[Website and app data records]
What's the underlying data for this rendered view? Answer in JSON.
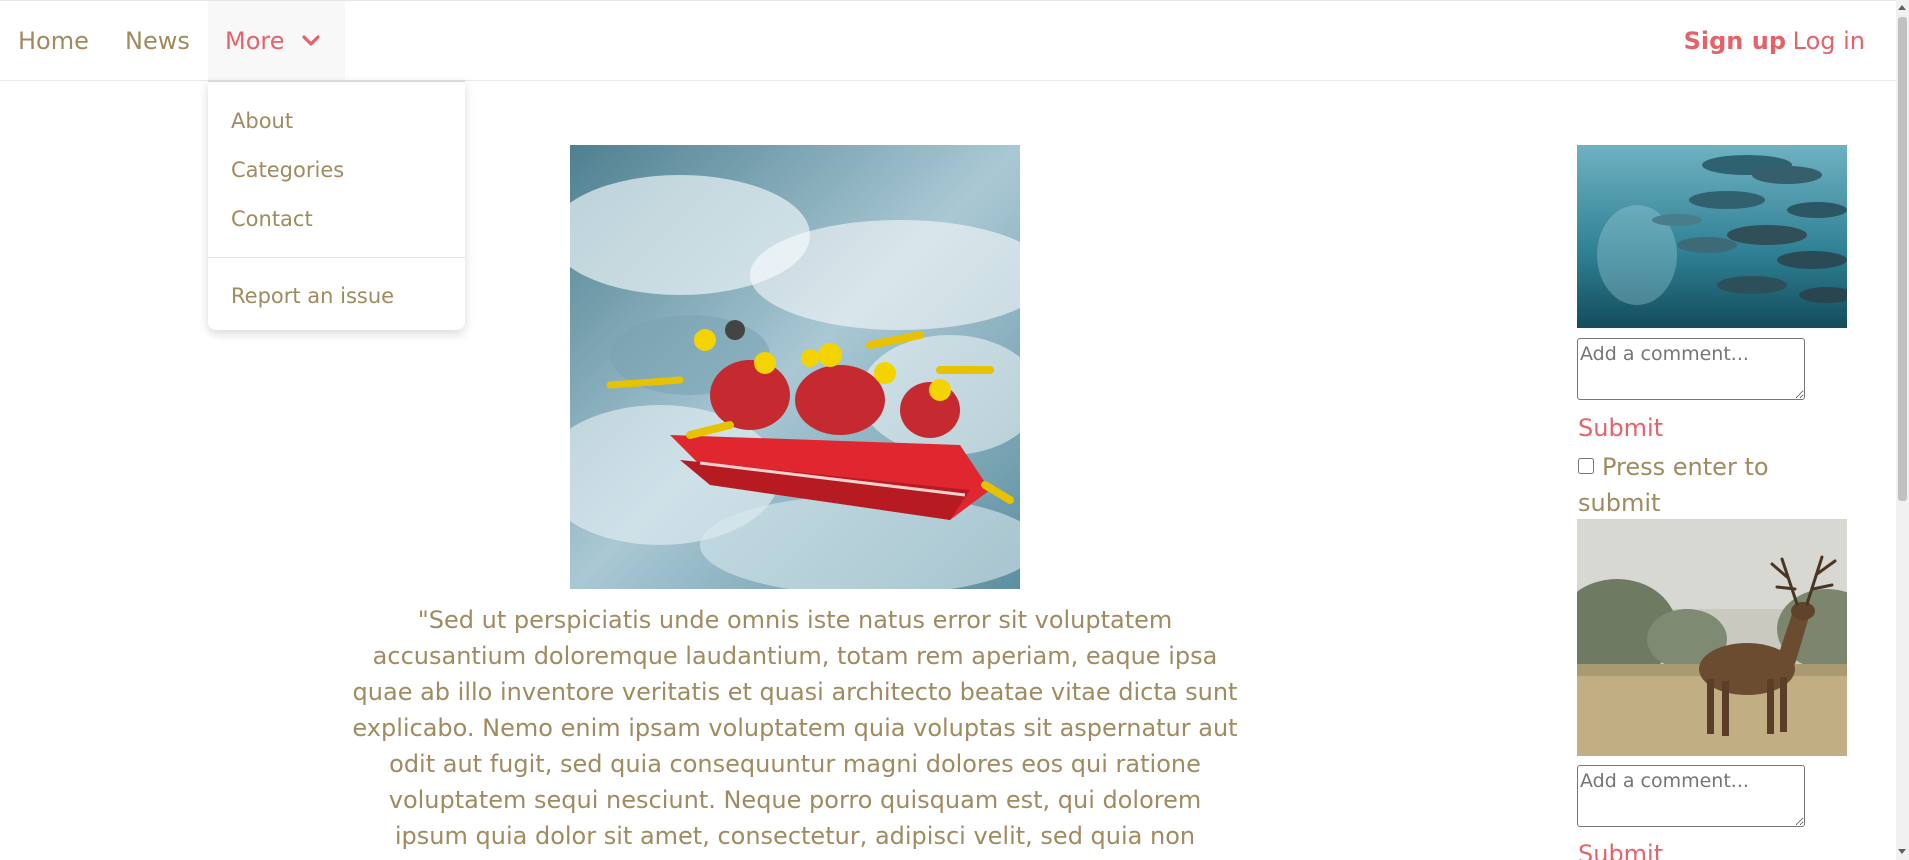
{
  "nav": {
    "home": "Home",
    "news": "News",
    "more": "More",
    "more_icon": "chevron-down-icon",
    "signup": "Sign up",
    "login": "Log in"
  },
  "dropdown": {
    "items": [
      "About",
      "Categories",
      "Contact"
    ],
    "report": "Report an issue"
  },
  "main": {
    "quote": "\"Sed ut perspiciatis unde omnis iste natus error sit voluptatem accusantium doloremque laudantium, totam rem aperiam, eaque ipsa quae ab illo inventore veritatis et quasi architecto beatae vitae dicta sunt explicabo. Nemo enim ipsam voluptatem quia voluptas sit aspernatur aut odit aut fugit, sed quia consequuntur magni dolores eos qui ratione voluptatem sequi nesciunt. Neque porro quisquam est, qui dolorem ipsum quia dolor sit amet, consectetur, adipisci velit, sed quia non"
  },
  "sidebar": {
    "comment_placeholder": "Add a comment...",
    "submit": "Submit",
    "enter_label": "Press enter to submit"
  },
  "colors": {
    "accent": "#e4636a",
    "text": "#a08a5f"
  }
}
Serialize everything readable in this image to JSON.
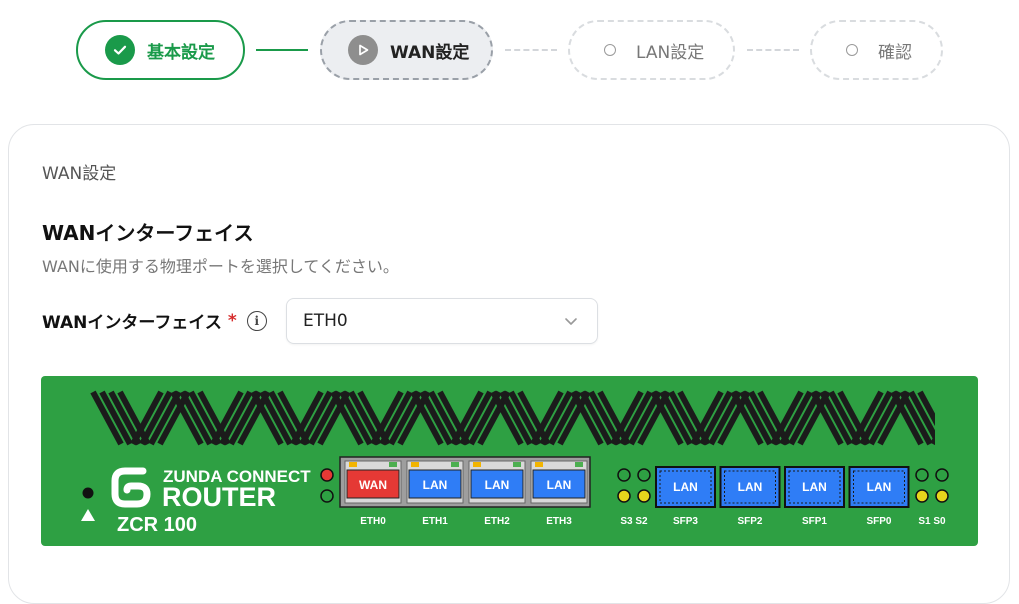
{
  "stepper": {
    "steps": [
      {
        "label": "基本設定",
        "state": "done"
      },
      {
        "label": "WAN設定",
        "state": "active"
      },
      {
        "label": "LAN設定",
        "state": "pending"
      },
      {
        "label": "確認",
        "state": "pending"
      }
    ]
  },
  "card": {
    "title": "WAN設定",
    "section_title": "WANインターフェイス",
    "section_desc": "WANに使用する物理ポートを選択してください。",
    "field_label": "WANインターフェイス",
    "required_mark": "*",
    "info_glyph": "i",
    "select_value": "ETH0"
  },
  "router": {
    "brand_line1": "ZUNDA CONNECT",
    "brand_line2": "ROUTER",
    "model": "ZCR 100",
    "eth_ports": [
      {
        "name": "ETH0",
        "role": "WAN",
        "color": "#e53935"
      },
      {
        "name": "ETH1",
        "role": "LAN",
        "color": "#2f7df6"
      },
      {
        "name": "ETH2",
        "role": "LAN",
        "color": "#2f7df6"
      },
      {
        "name": "ETH3",
        "role": "LAN",
        "color": "#2f7df6"
      }
    ],
    "sfp_ports": [
      {
        "name": "SFP3",
        "role": "LAN"
      },
      {
        "name": "SFP2",
        "role": "LAN"
      },
      {
        "name": "SFP1",
        "role": "LAN"
      },
      {
        "name": "SFP0",
        "role": "LAN"
      }
    ],
    "led_left_labels": "S3 S2",
    "led_right_labels": "S1 S0",
    "colors": {
      "body": "#2ea043",
      "accent": "#1a9a4a",
      "lan": "#2f7df6",
      "wan": "#e53935"
    }
  }
}
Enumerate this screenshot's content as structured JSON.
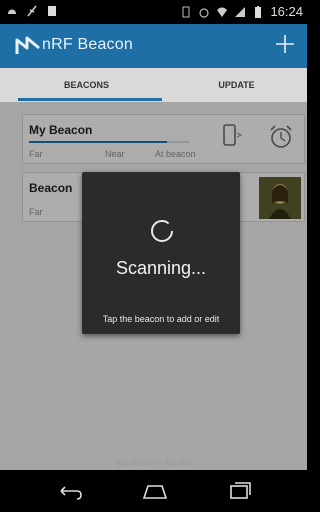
{
  "status_bar": {
    "time": "16:24",
    "left_icons": [
      "notification-icon",
      "usb-icon",
      "sd-card-icon"
    ],
    "right_icons": [
      "vibrate-icon",
      "alarm-icon",
      "wifi-icon",
      "signal-icon",
      "battery-icon"
    ]
  },
  "app_bar": {
    "title": "nRF Beacon",
    "logo_icon": "nordic-logo-icon",
    "add_icon": "plus-icon"
  },
  "tabs": [
    {
      "label": "BEACONS",
      "selected": true
    },
    {
      "label": "UPDATE",
      "selected": false
    }
  ],
  "beacons": [
    {
      "name": "My Beacon",
      "signal_fraction": 0.86,
      "labels": {
        "far": "Far",
        "near": "Near",
        "at": "At beacon"
      },
      "icons": [
        "phone-unlock-icon",
        "alarm-clock-icon"
      ]
    },
    {
      "name": "Beacon",
      "labels": {
        "far": "Far"
      },
      "icons": [
        "portrait-image-icon"
      ]
    }
  ],
  "dialog": {
    "title": "Scanning...",
    "hint": "Tap the beacon to add or edit",
    "spinner_icon": "progress-spinner-icon"
  },
  "footer": {
    "text": "Wireless by Nordic"
  },
  "nav_bar": {
    "icons": [
      "back-icon",
      "home-icon",
      "recent-apps-icon"
    ]
  },
  "colors": {
    "accent": "#1d6fa6",
    "background": "#e6e6e6",
    "dialog": "#2b2b2b"
  }
}
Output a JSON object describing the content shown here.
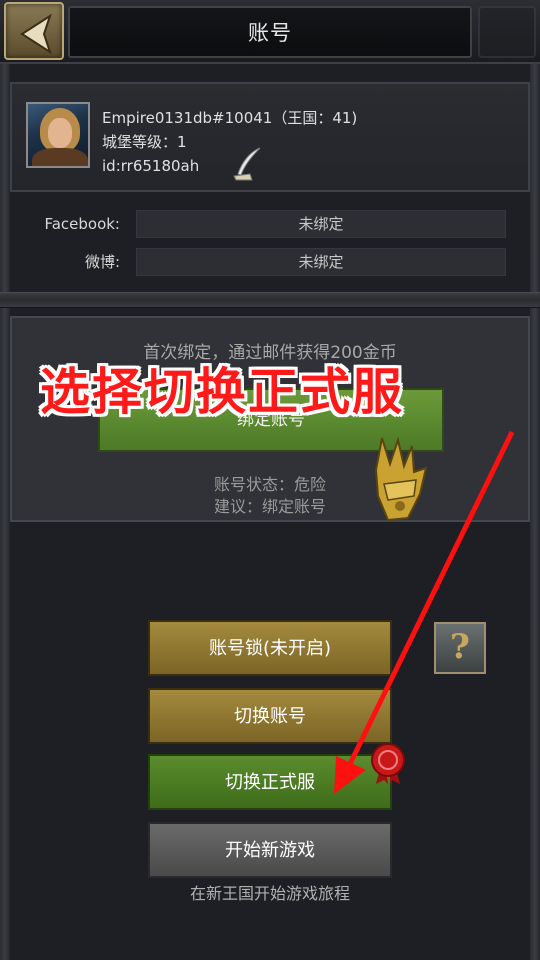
{
  "header": {
    "title": "账号",
    "back_icon": "back-arrow-icon"
  },
  "profile": {
    "name_line": "Empire0131db#10041（王国：41)",
    "castle_level": "城堡等级：1",
    "id_line": "id:rr65180ah",
    "edit_icon": "quill-icon"
  },
  "bindings": [
    {
      "label": "Facebook:",
      "value": "未绑定"
    },
    {
      "label": "微博:",
      "value": "未绑定"
    }
  ],
  "bind_section": {
    "note": "首次绑定，通过邮件获得200金币",
    "button_label": "绑定账号",
    "status": "账号状态：危险",
    "advice": "建议：绑定账号"
  },
  "overlay_instruction": "选择切换正式服",
  "buttons": {
    "account_lock": "账号锁(未开启)",
    "switch_account": "切换账号",
    "switch_official": "切换正式服",
    "new_game": "开始新游戏",
    "help": "?"
  },
  "footer_note": "在新王国开始游戏旅程",
  "colors": {
    "gold_button": "#a48a3e",
    "green_button": "#5b8c2e",
    "gray_button": "#6a6a6a",
    "overlay_red": "#ff1a1a"
  }
}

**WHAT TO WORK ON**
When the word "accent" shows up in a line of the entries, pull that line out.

**ANSWER FOR THIS EXERCISE**
    "accent": "#e4636a",
      "accent": "#1a9a4a",
    "accent": "#1d6fa6",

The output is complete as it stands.